Accelerating Youth-Led Enterprises in Nigeria

Jul 2018

This knowledge brief seeks to capture information about incubators and accelerators in Nigeria and how they support youth-led enterprises. The brief was developed using Global Accelerator Learning Initiative (GALI) data alongside interviews and stakeholder meetings held in Lagos and Abuja with support from Oxfam in Nigeria.

Data Highlights:

  • Most accelerated ventures are led by youth (defined as ages 18-35). Youth-led teams made up 58% of all applicants to accelerator programs and 64% of participating ventures.
  • These youth-led ventures were less established at application.
  • In general, few teams had raised equity or debt financing.
  • Youth-led teams had invested less of their own funds.
  • Most youth-led ventures are run by first-time CEOs.
  • Regardless of age, entrepreneurs in Nigeria are hoping to get direct funding from accelerator programs.

Recommendations for the Sector:

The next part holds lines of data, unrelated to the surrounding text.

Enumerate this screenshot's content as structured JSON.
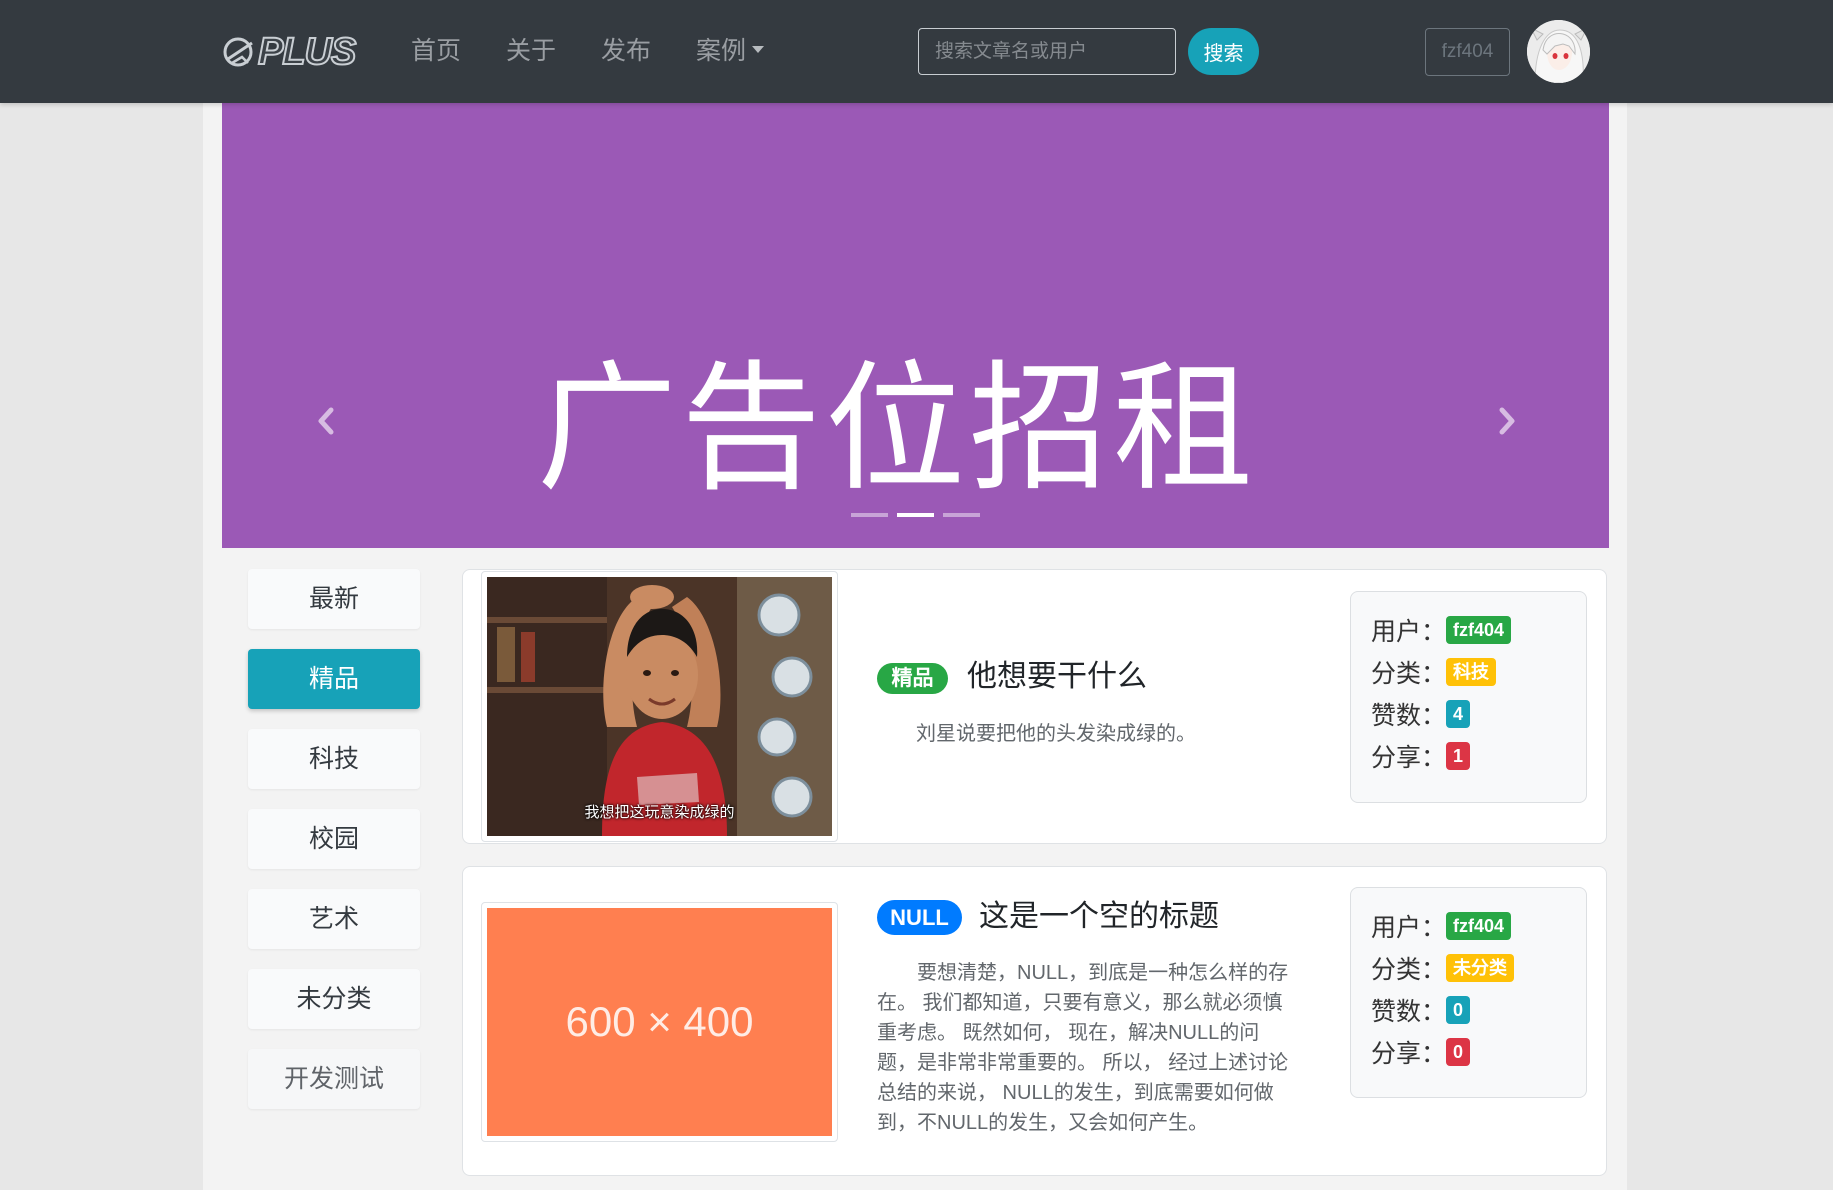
{
  "navbar": {
    "logo_text": "PLUS",
    "links": [
      {
        "label": "首页"
      },
      {
        "label": "关于"
      },
      {
        "label": "发布"
      },
      {
        "label": "案例",
        "dropdown": true
      }
    ],
    "search": {
      "placeholder": "搜索文章名或用户",
      "value": ""
    },
    "search_button": "搜索",
    "user_button": "fzf404",
    "avatar_icon": "avatar-icon"
  },
  "carousel": {
    "text": "广告位招租",
    "background": "#9b59b6",
    "slides": 3,
    "active_slide": 2,
    "prev_icon": "chevron-left-icon",
    "next_icon": "chevron-right-icon"
  },
  "sidebar": {
    "items": [
      "最新",
      "精品",
      "科技",
      "校园",
      "艺术",
      "未分类",
      "开发测试"
    ],
    "active": "精品",
    "active_color": "#17a2b8"
  },
  "posts": [
    {
      "tag": "精品",
      "tag_color": "#28a745",
      "title": "他想要干什么",
      "summary": "刘星说要把他的头发染成绿的。",
      "image_caption": "我想把这玩意染成绿的",
      "info": {
        "user_label": "用户：",
        "user": "fzf404",
        "category_label": "分类：",
        "category": "科技",
        "likes_label": "赞数：",
        "likes": 4,
        "shares_label": "分享：",
        "shares": 1
      }
    },
    {
      "tag": "NULL",
      "tag_color": "#007bff",
      "title": "这是一个空的标题",
      "summary": "要想清楚，NULL，到底是一种怎么样的存在。 我们都知道，只要有意义，那么就必须慎重考虑。 既然如何， 现在，解决NULL的问题，是非常非常重要的。 所以， 经过上述讨论总结的来说， NULL的发生，到底需要如何做到，不NULL的发生，又会如何产生。",
      "image_placeholder": "600 × 400",
      "image_color": "#ff7f50",
      "info": {
        "user_label": "用户：",
        "user": "fzf404",
        "category_label": "分类：",
        "category": "未分类",
        "likes_label": "赞数：",
        "likes": 0,
        "shares_label": "分享：",
        "shares": 0
      }
    }
  ],
  "badge_colors": {
    "user": "#28a745",
    "category": "#ffc107",
    "likes": "#17a2b8",
    "shares": "#dc3545"
  }
}
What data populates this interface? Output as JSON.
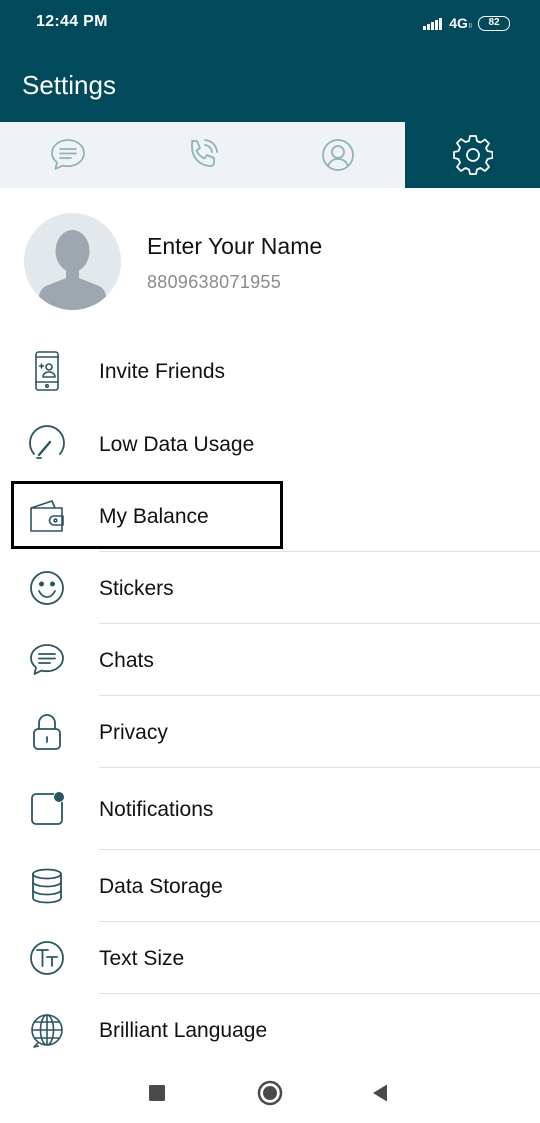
{
  "status": {
    "time": "12:44 PM",
    "network": "4G",
    "network_sub": "ll",
    "battery": "82"
  },
  "header": {
    "title": "Settings"
  },
  "tabs": [
    {
      "icon": "chat-bubble-icon"
    },
    {
      "icon": "phone-icon"
    },
    {
      "icon": "contact-icon"
    },
    {
      "icon": "gear-icon",
      "active": true
    }
  ],
  "profile": {
    "name": "Enter Your Name",
    "phone": "8809638071955"
  },
  "menu": [
    {
      "label": "Invite Friends",
      "icon": "invite-phone-icon"
    },
    {
      "label": "Low Data Usage",
      "icon": "gauge-icon"
    },
    {
      "label": "My Balance",
      "icon": "wallet-icon",
      "highlighted": true
    },
    {
      "label": "Stickers",
      "icon": "smiley-icon"
    },
    {
      "label": "Chats",
      "icon": "chat-bubble-icon"
    },
    {
      "label": "Privacy",
      "icon": "lock-icon"
    },
    {
      "label": "Notifications",
      "icon": "notification-icon"
    },
    {
      "label": "Data Storage",
      "icon": "database-icon"
    },
    {
      "label": "Text Size",
      "icon": "text-size-icon"
    },
    {
      "label": "Brilliant Language",
      "icon": "globe-icon"
    }
  ],
  "navbar": [
    "square-icon",
    "circle-icon",
    "back-triangle-icon"
  ],
  "colors": {
    "primary": "#004a5c",
    "tab_bg": "#f0f3f6",
    "icon_stroke": "#2a5562",
    "highlight_border": "#000000"
  }
}
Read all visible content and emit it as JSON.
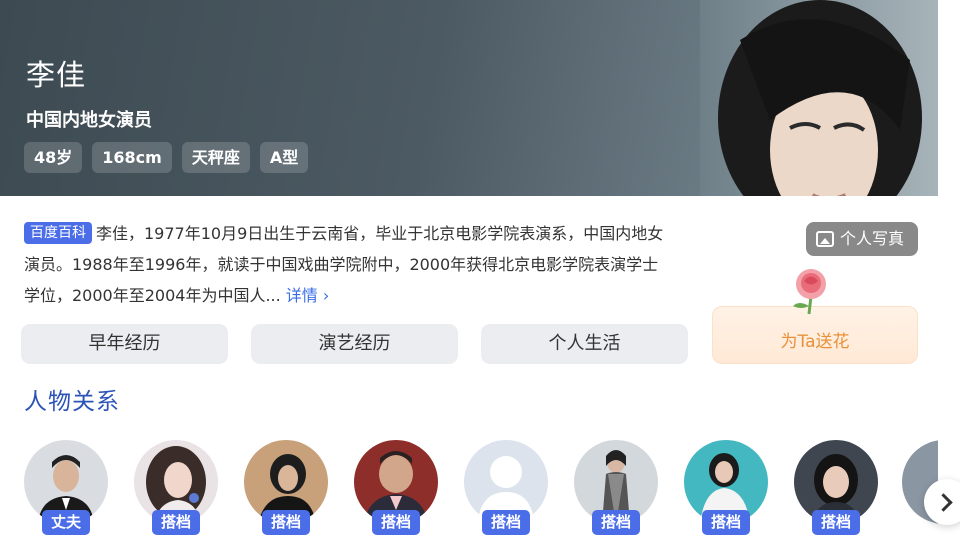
{
  "profile": {
    "name": "李佳",
    "subtitle": "中国内地女演员",
    "tags": [
      "48岁",
      "168cm",
      "天秤座",
      "A型"
    ],
    "photo_button": "个人写真"
  },
  "intro": {
    "source_badge": "百度百科",
    "text": "李佳，1977年10月9日出生于云南省，毕业于北京电影学院表演系，中国内地女演员。1988年至1996年，就读于中国戏曲学院附中，2000年获得北京电影学院表演学士学位，2000年至2004年为中国人...",
    "more_link": "详情 ›"
  },
  "flower": {
    "label": "为Ta送花"
  },
  "tabs": [
    "早年经历",
    "演艺经历",
    "个人生活"
  ],
  "relations": {
    "title": "人物关系",
    "people": [
      {
        "relation": "丈夫"
      },
      {
        "relation": "搭档"
      },
      {
        "relation": "搭档"
      },
      {
        "relation": "搭档"
      },
      {
        "relation": "搭档"
      },
      {
        "relation": "搭档"
      },
      {
        "relation": "搭档"
      },
      {
        "relation": "搭档"
      }
    ]
  },
  "colors": {
    "hero_bg": "#4c5a63",
    "accent_blue": "#4b6ee8",
    "section_title": "#2c53b8",
    "flower_text": "#e8913a"
  },
  "icons": {
    "photo": "picture-icon",
    "next": "chevron-right-icon",
    "flower": "rose-icon"
  }
}
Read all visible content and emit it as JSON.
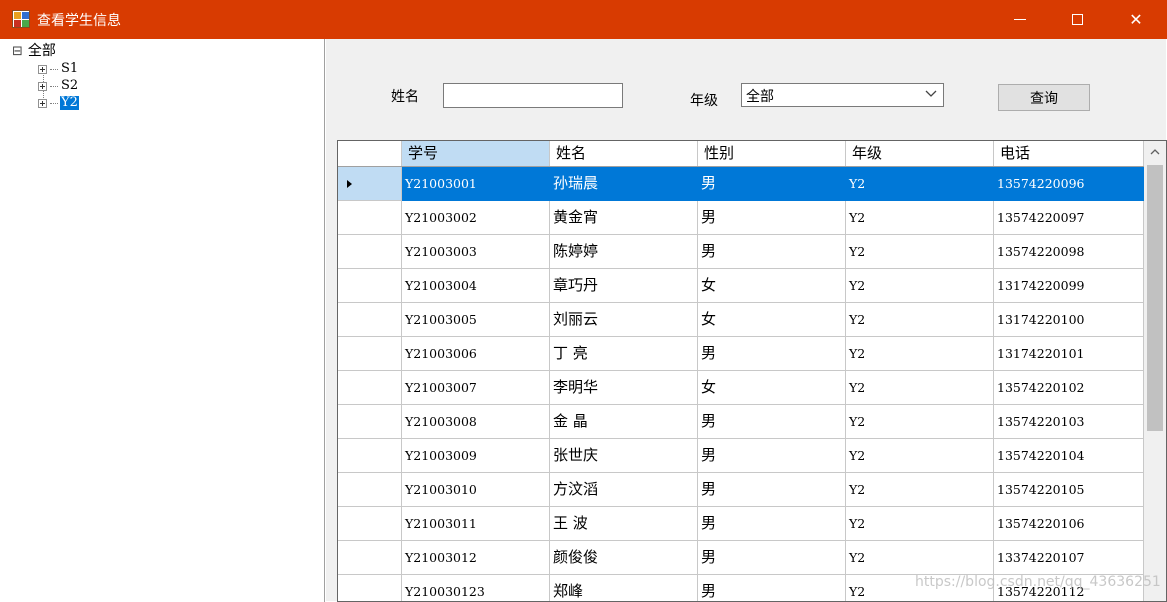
{
  "window": {
    "title": "查看学生信息",
    "icon": "app-form-icon",
    "controls": {
      "minimize": "minimize-icon",
      "maximize": "maximize-icon",
      "close": "✕"
    },
    "accent": "#d83b01"
  },
  "tree": {
    "root": {
      "label": "全部",
      "expander": "⊟"
    },
    "children": [
      {
        "label": "S1",
        "selected": false
      },
      {
        "label": "S2",
        "selected": false
      },
      {
        "label": "Y2",
        "selected": true
      }
    ]
  },
  "filters": {
    "name_label": "姓名",
    "name_value": "",
    "grade_label": "年级",
    "grade_value": "全部",
    "query_button": "查询"
  },
  "grid": {
    "columns": [
      "学号",
      "姓名",
      "性别",
      "年级",
      "电话"
    ],
    "selected_row": 0,
    "rows": [
      [
        "Y21003001",
        "孙瑞晨",
        "男",
        "Y2",
        "13574220096"
      ],
      [
        "Y21003002",
        "黄金宵",
        "男",
        "Y2",
        "13574220097"
      ],
      [
        "Y21003003",
        "陈婷婷",
        "男",
        "Y2",
        "13574220098"
      ],
      [
        "Y21003004",
        "章巧丹",
        "女",
        "Y2",
        "13174220099"
      ],
      [
        "Y21003005",
        "刘丽云",
        "女",
        "Y2",
        "13174220100"
      ],
      [
        "Y21003006",
        "丁 亮",
        "男",
        "Y2",
        "13174220101"
      ],
      [
        "Y21003007",
        "李明华",
        "女",
        "Y2",
        "13574220102"
      ],
      [
        "Y21003008",
        " 金 晶",
        "男",
        "Y2",
        "13574220103"
      ],
      [
        "Y21003009",
        "张世庆",
        "男",
        "Y2",
        "13574220104"
      ],
      [
        "Y21003010",
        "方汶滔",
        "男",
        "Y2",
        "13574220105"
      ],
      [
        "Y21003011",
        "王 波",
        "男",
        "Y2",
        "13574220106"
      ],
      [
        "Y21003012",
        "颜俊俊",
        "男",
        "Y2",
        "13374220107"
      ],
      [
        "Y210030123",
        "郑峰",
        "男",
        "Y2",
        "13574220112"
      ]
    ]
  },
  "watermark": "https://blog.csdn.net/qq_43636251"
}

  • Rethink the value of accelerators. Educating and advocating for the role of incubators and accelerators will create a more trusting environment for entrepreneurs. Efforts should be geared towards creating awareness within the entrepreneurial ecosystem.
  • Emphasize non-financial support. Shifting the mindset away from solely direct funding to the additional benefits that these programs provide will also help reorient entrepreneurs to focus on the value of non-financial support.
  • Provide accountability and follow up. When giving grants, accelerators and incubators should consider making payments in tranches and providing follow-up services after the program ends to build in accountability.
  • Coordinate across the ecosystem. Entrepreneurs should be able to move fluidly through the ecosystem of support as they grow. For example, accelerators and incubators need to connect more effectively to investors, and pre-incubation services (such as through a university) can help prepare young students to navigate the entrepreneurial ecosystem.
  • Attract mentors and build skills. Connections to skilled role models is especially important for young founders without much experience. In addition, program curriculum should expose entrepreneurs to legal standards, proper accounting and book keeping, monitoring and evaluation, while also supporting their development of effective business communications and other soft skills.
  • Cultivate the local entrepreneurial ecosystem. As much as it is advisable to gain insights from best practices abroad, Nigerian accelerators and incubators should also focus on tailoring programs to meet local needs. There is also opportunity to better self-reflect and foster a culture of continual improvement by measuring impact and using this data to improve programs.
  • Effective advocacy. Accelerators should endeavor to continuously advocate government and private partnerships.